Our Christian faith should be perfectly visible to everybody, not only within the Church. A faith whose effects stop at the church door is not much use to anyone.

It should be even more visible in our ordinary day-to-day activities: in the way we treat a shop assistant across the counter, in the way we order a meal in a restaurant, in the way we treat our employees or serve our employer, in the way we drive a car, in the language we use, in the TV programs we watch, or in the books we read.

A Christian should be just as much a Christian in the workplace, the classroom, the health center, the kitchen, and on the bus, as they are in church. Jesus did not say, “You are the light of the Church.” He said, “You are the light of the world.” And as we take part in life in our society, our Christian faith should be evident to all.

Jesus concludes with two conditions concerning letting our light shine. The first gives the answer to the question, how? The second answers the question, why—for what purpose?”
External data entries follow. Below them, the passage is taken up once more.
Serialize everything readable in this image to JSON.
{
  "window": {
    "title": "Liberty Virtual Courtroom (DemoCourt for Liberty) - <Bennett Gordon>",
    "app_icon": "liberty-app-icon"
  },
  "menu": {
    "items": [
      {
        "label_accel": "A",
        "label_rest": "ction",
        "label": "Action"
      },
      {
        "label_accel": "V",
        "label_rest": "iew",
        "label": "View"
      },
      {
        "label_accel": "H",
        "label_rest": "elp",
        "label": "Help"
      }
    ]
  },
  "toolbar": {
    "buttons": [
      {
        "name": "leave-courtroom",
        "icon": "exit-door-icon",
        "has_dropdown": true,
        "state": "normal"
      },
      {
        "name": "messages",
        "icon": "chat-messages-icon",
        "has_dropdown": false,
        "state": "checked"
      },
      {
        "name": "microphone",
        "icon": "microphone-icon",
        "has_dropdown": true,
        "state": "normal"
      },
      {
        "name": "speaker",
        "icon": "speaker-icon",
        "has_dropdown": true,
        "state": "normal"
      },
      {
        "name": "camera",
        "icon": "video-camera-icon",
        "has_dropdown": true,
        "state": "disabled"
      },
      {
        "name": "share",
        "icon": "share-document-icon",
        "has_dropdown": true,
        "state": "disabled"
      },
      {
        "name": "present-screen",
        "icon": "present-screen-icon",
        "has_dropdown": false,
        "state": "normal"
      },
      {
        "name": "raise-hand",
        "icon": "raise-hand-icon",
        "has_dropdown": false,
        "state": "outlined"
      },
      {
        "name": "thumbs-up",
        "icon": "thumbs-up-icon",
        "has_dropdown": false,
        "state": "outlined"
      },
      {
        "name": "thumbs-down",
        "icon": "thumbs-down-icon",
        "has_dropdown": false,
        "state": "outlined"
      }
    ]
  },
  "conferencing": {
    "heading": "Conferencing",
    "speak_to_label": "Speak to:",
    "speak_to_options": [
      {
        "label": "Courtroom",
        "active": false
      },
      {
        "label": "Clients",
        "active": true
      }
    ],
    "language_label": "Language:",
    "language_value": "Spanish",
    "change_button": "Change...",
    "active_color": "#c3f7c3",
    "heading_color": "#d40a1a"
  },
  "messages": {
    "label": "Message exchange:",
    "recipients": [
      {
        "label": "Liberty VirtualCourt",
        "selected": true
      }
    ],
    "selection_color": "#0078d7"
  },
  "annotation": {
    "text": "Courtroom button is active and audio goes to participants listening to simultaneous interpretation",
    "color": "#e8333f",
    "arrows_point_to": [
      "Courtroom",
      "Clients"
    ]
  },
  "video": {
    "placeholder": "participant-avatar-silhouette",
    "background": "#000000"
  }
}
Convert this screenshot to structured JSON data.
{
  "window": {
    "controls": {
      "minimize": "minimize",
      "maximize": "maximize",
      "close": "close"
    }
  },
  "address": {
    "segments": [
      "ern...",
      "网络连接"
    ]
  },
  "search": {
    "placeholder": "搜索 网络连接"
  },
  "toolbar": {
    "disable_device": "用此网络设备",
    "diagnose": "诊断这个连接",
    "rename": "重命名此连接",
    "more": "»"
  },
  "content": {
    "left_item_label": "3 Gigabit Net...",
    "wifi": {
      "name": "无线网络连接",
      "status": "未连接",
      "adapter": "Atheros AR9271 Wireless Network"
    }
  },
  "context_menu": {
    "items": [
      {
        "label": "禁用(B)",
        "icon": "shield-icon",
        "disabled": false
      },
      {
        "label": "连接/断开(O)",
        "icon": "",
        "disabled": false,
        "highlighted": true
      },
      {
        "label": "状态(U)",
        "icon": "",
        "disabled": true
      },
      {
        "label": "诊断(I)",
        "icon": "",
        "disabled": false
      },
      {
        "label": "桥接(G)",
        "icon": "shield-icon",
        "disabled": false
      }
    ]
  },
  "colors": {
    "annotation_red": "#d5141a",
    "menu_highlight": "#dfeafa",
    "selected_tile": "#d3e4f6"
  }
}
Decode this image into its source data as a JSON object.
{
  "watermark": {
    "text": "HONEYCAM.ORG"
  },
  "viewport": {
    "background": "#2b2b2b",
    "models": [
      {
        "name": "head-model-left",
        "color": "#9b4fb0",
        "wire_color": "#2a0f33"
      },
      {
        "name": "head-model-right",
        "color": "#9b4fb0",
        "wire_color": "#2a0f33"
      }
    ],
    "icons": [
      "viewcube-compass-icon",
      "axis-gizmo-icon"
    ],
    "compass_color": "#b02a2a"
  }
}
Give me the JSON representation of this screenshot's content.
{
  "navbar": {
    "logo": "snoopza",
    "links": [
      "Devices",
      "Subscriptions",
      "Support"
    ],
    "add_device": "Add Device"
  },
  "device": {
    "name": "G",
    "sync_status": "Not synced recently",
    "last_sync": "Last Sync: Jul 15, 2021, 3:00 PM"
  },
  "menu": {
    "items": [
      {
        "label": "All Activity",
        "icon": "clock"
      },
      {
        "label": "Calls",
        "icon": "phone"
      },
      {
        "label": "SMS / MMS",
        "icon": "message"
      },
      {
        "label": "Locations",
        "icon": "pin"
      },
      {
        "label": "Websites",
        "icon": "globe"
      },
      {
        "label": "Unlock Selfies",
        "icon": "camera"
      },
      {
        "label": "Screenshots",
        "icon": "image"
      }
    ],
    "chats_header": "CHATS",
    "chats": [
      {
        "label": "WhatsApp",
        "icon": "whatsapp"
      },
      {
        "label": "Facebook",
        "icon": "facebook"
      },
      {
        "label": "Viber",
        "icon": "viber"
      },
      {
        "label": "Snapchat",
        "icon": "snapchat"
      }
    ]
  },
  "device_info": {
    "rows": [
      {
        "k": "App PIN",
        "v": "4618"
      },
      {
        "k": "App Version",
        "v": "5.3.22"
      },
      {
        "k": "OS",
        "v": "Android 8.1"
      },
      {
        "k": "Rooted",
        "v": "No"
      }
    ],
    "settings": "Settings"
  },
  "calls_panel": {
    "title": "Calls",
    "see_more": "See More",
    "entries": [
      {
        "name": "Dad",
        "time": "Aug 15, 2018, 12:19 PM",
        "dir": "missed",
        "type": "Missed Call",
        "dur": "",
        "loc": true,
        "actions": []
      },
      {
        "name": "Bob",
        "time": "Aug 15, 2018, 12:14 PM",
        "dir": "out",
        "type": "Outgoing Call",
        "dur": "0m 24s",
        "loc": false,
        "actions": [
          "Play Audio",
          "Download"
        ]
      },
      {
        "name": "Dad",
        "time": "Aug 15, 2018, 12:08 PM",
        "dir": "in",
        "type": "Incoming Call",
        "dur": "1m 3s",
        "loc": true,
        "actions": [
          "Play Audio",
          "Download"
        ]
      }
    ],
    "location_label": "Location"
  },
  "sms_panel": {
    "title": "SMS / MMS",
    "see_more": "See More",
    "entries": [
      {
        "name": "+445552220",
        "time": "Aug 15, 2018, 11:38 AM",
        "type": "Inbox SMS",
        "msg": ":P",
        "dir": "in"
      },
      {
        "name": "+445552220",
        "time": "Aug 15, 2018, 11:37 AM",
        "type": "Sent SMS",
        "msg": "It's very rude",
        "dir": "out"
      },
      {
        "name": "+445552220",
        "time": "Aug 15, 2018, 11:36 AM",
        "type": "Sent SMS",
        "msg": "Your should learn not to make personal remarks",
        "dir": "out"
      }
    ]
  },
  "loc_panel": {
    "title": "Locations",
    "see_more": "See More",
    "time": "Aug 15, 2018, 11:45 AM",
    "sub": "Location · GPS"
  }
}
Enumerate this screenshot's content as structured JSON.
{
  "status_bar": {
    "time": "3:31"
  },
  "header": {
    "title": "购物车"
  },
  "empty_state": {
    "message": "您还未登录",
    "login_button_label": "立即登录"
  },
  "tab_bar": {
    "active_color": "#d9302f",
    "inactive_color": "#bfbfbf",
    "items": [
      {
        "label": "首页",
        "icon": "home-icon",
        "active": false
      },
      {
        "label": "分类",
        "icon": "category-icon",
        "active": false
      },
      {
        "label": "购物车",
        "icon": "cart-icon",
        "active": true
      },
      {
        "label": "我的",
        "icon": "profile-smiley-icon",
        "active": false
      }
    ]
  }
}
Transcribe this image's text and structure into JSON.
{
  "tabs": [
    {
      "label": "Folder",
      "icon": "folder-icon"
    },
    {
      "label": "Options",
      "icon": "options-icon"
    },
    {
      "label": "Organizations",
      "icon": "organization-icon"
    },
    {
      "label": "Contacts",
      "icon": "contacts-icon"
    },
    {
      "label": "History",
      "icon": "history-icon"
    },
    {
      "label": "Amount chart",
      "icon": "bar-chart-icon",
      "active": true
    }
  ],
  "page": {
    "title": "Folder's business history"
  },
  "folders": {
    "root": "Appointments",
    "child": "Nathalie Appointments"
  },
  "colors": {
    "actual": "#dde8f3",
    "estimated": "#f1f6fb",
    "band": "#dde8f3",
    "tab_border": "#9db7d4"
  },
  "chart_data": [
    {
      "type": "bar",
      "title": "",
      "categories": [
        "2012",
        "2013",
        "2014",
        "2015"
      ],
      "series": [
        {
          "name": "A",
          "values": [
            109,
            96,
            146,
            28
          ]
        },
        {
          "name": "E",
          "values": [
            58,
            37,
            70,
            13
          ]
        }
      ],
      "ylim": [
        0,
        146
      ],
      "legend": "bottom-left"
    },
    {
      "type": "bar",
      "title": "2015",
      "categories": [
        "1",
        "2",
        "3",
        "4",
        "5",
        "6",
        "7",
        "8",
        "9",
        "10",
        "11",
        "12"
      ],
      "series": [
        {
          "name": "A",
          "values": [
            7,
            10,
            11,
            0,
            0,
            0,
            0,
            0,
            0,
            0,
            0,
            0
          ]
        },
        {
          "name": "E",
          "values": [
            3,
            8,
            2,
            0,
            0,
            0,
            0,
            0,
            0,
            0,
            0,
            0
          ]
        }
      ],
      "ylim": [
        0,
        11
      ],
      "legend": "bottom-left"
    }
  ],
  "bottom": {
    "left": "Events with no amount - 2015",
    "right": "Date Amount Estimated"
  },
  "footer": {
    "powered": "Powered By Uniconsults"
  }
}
How? Through good deeds that can be seen by everyone.
In the Sermon on the Mount, Jesus speaks not only about fulfilling the law, but about going the extra mile, turning the other cheek, excelling in righteousness, charity and good works far beyond what we have to. Not because we are forced to. Not because we feel obliged. But because we choose to, joyfully and voluntarily. It is those that draw people’s attention and make them wonder why.

What better compliment than that people come to God because they have seen his love transform our lives and radiate from us in visible and touching ways!

That brings us to the question of purpose: Why be a light in the world—for what purpose?

Certainly not to earn points, to gain popularity, or to get lots of likes and friends on Facebook. This is not about us. After all, we are not the source of light. We are merely reflecting the light of Christ.

So let’s turn our focus onto God so that God gets all the glory for what God does and gets done through us.

Now join me with signing as I end this sermon with this beautiful song…
“This little light of mine—I’m gonna let it shine. Everywhere I go, I’m gonna let it shine.”